The Huangshan mountain range, otherwise known as Yellow Mountain, is one of China's most exceptionally beautiful landscapes. Huangshan's jagged, pine-covered peaks have been the subject of countless paintings and poems throughout China's history, and are home to some of the most idyllic and fascinating ancient villages in the country.
Huangshan's mountain trails are incredibly scenic and often enshrouded in mist, bringing a sense of mystery to any visit. Upon reaching the summit, it is easy to be overcome with tranquility as you enjoy the impressive views while surrounded by the calming scent of pine and the cool mountain breeze.
Huangshan Mountain is a scenic area that is actually made up of 36 separate peaks, which can be climbed by foot or cable car. The challenging hike up the mountain, although strenuous, is one of the most famous treks in China. For those willing to hike their way up, or who want to get up early enough to catch the spectacular view of the sun rising over the mountains, there are great places to stay overnight on the summit.
The West Sea Canyon hike, in particular, is one of Huangshan's most spectacular treks and follows a loop of moderate difficulty around the canyon. This trail affords unparalleled views of the canyon and surrounding peaks and can be completed in a day. Many visitors opt to take the cable car up the mountain and take the 3-hour West Sea Canyon trail down the mountain. The trail is closed in the winter, so keep this in mind when planning trips to this area.
Huangshan Mountain is one of the most visited locations in China, so be prepared for crowds. If you wish to take the cable car up the mountain, it's best to do so early in the morning to avoid long lines.
The villages that dot the lush green countryside around Huangshan offer a precious glimpse into old China. The merchants of southern Anhui province, known collectively as the Huishang, were renowned for their economic prowess during the Ming and Qing dynasties. They used their fortunes to build large, elaborately decorated residences, many of which are still standing today in villages throughout the Wuyuan County countryside. Among them, the idyllic mountain villages of Xidi and Hongcun were declared UNESCO World Heritage Sites in 2000 and are definitely worth a visit. Tunxi's Old Street also makes for a nice place to stroll and offers some great accommodation.
While these villages are becoming more popular with Chinese tour groups, the maze of cobbled streets, lavish ancestral halls, quaint bridges, and beautiful ponds are numerous enough to find a peaceful moment to yourself. Chock-full of culture, history, and great local food, not to mention stunning mountain vistas, this corner of China is a magical place for any visitor.
While exploring the quaint towns and villages that surround Huangshan, we strongly suggest trying the local tea. Anhui province's Maofeng green and Huangya yellow teas are highly sought after across China, as is the Huangshan chrysanthemum tea (gongju).

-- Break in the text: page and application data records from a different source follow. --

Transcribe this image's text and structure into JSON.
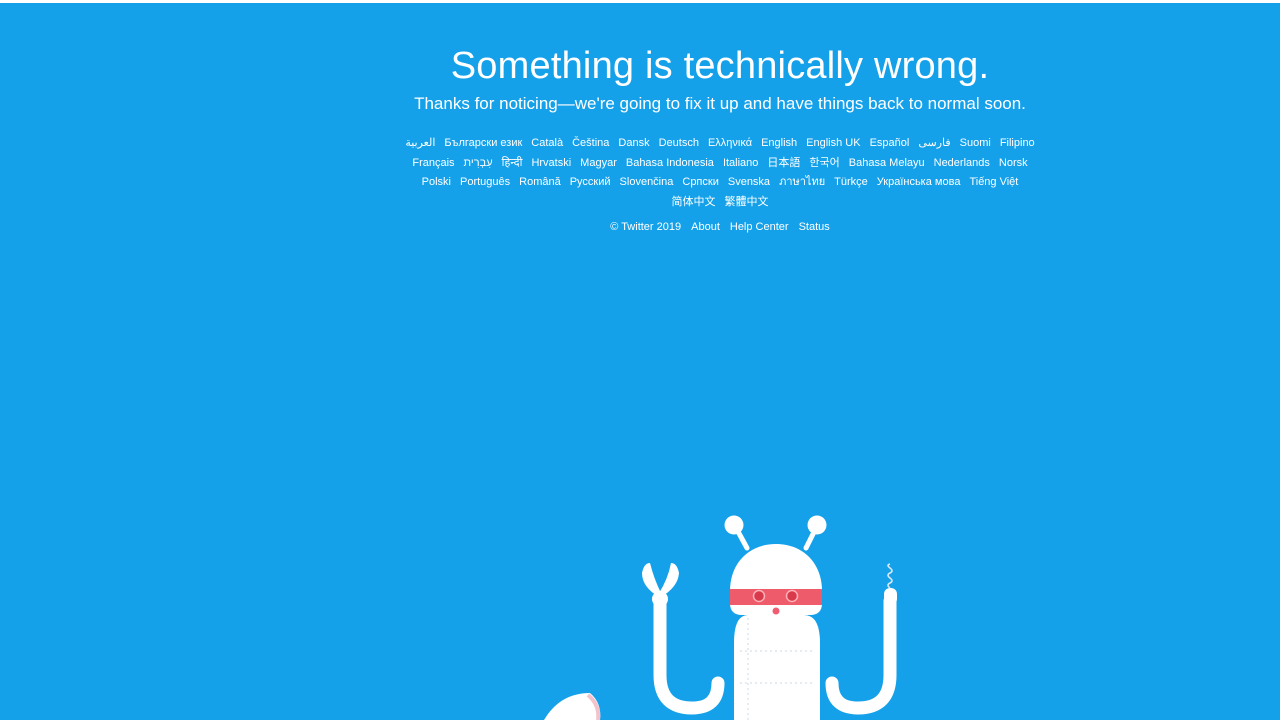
{
  "error": {
    "headline": "Something is technically wrong.",
    "message": "Thanks for noticing—we're going to fix it up and have things back to normal soon."
  },
  "languages": [
    "العربية",
    "Български език",
    "Català",
    "Čeština",
    "Dansk",
    "Deutsch",
    "Ελληνικά",
    "English",
    "English UK",
    "Español",
    "فارسی",
    "Suomi",
    "Filipino",
    "Français",
    "עִבְרִית",
    "हिन्दी",
    "Hrvatski",
    "Magyar",
    "Bahasa Indonesia",
    "Italiano",
    "日本語",
    "한국어",
    "Bahasa Melayu",
    "Nederlands",
    "Norsk",
    "Polski",
    "Português",
    "Română",
    "Русский",
    "Slovenčina",
    "Српски",
    "Svenska",
    "ภาษาไทย",
    "Türkçe",
    "Українська мова",
    "Tiếng Việt",
    "简体中文",
    "繁體中文"
  ],
  "footer": {
    "copyright": "© Twitter 2019",
    "about": "About",
    "help_center": "Help Center",
    "status": "Status"
  },
  "colors": {
    "background": "#14a1ea",
    "text": "#ffffff",
    "robot_mask": "#ee5b6a"
  },
  "illustration": {
    "icon": "robot-illustration"
  }
}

These ancient villages also offer numerous opportunities to taste Anhui cuisine, one of china's eight main culinary traditions. Popular local specialties include mao tofu, otherwise known as “stinky” tofu; baked dumplings stuffed with vegetables and pork known as yellow crab shell cakes; and Luzhou roast duck, considered a gourmet delicacy in Anhui.
Huangshan is well connected to major cities by both air and railway. The high-speed train to Huangshan takes about 6.5 hours from Beijing and roughly 4 hours from Shanghai. Huangshan also has a medium-sized airport that offers regularly scheduled flights to several cities throughout China, including Shanghai, Beijing, Chengdu, Guilin, and more.
Once in the city of Huangshan, bus, car, or taxi are the best ways to get around. Buses from the Huangshan Bus Station to the Yellow Mountain Scenic Area operate every five minutes throughout the day, but it's easiest to travel to the nearby towns and villages by car.
Huangshan is beautiful year round, but because some trails are closed during winter, we don't recommend visiting from December through February. Summer is warm but not too hot, due to the elevation, and is a great time to see the characteristic mists enshrouding the mountains. Huangshan sees the majority of its rain in the summer months, however, so be sure to bring a raincoat.
Like most of China, spring and autumn are the best times to visit Huangshan. A visit in late March or April will allow you to enjoy the rare sight of the area's beautiful rapeseed flowers in bloom. September or October is also a nice time to visit, as you will get to see the Huangshan's famous chrysanthemums blooming, in addition to lovely fall colors.